Figure 2. Maps of temporal SNR for b=0 images acquired with 800 μm isotropic resolution using a 32-channel RF head coil (top row) and 23-channel flexible RF surface coil array (bottom row). The enhanced sensitivity of the flexible coil near the brain surface is reflected in higher temporal SNR in these areas.

Figure 3. DTI results for an individual. Axial slice of directionally-encoded colour fractional anisotropy (FA) map overlaid with the tensor glyphs showing the DTI principal eigenvector orientations. High quality estimates of fibre directions were obtained in the cortex (a, b and c) in line with preferential radial orientation of intracortical fibres. High resolution allows studies across cortical depth.
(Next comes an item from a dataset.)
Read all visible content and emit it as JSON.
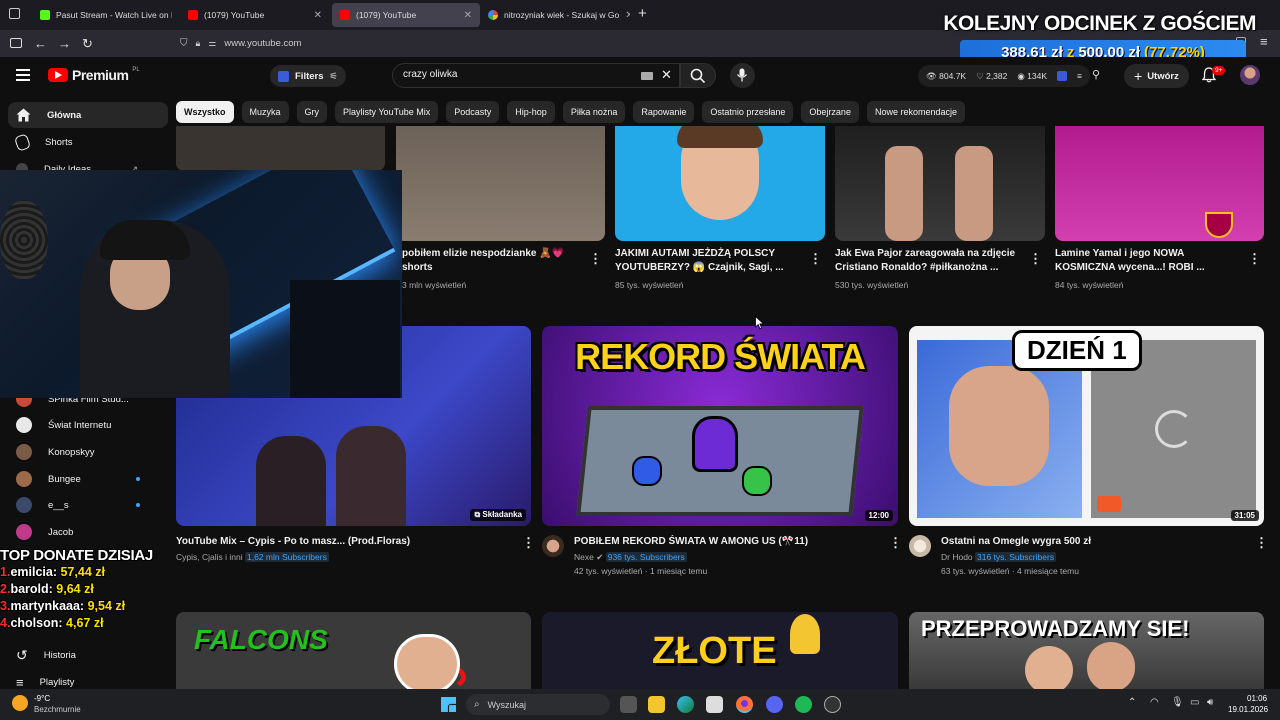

Figure 4. DTI results for an individual. Coronal slice of directionally-encoded colour fractional anisotropy (FA) map overlaid with the tensor glyphs showing the DTI principal eigenvector orientations. High quality estimates of fibre directions were obtained in the cortex (a, b and c) in line with preferential radial orientation of intracortical fibres. High resolution allows studies across cortical depth.

Proc. Intl. Soc. Mag. Reson. Med. 26 (2018)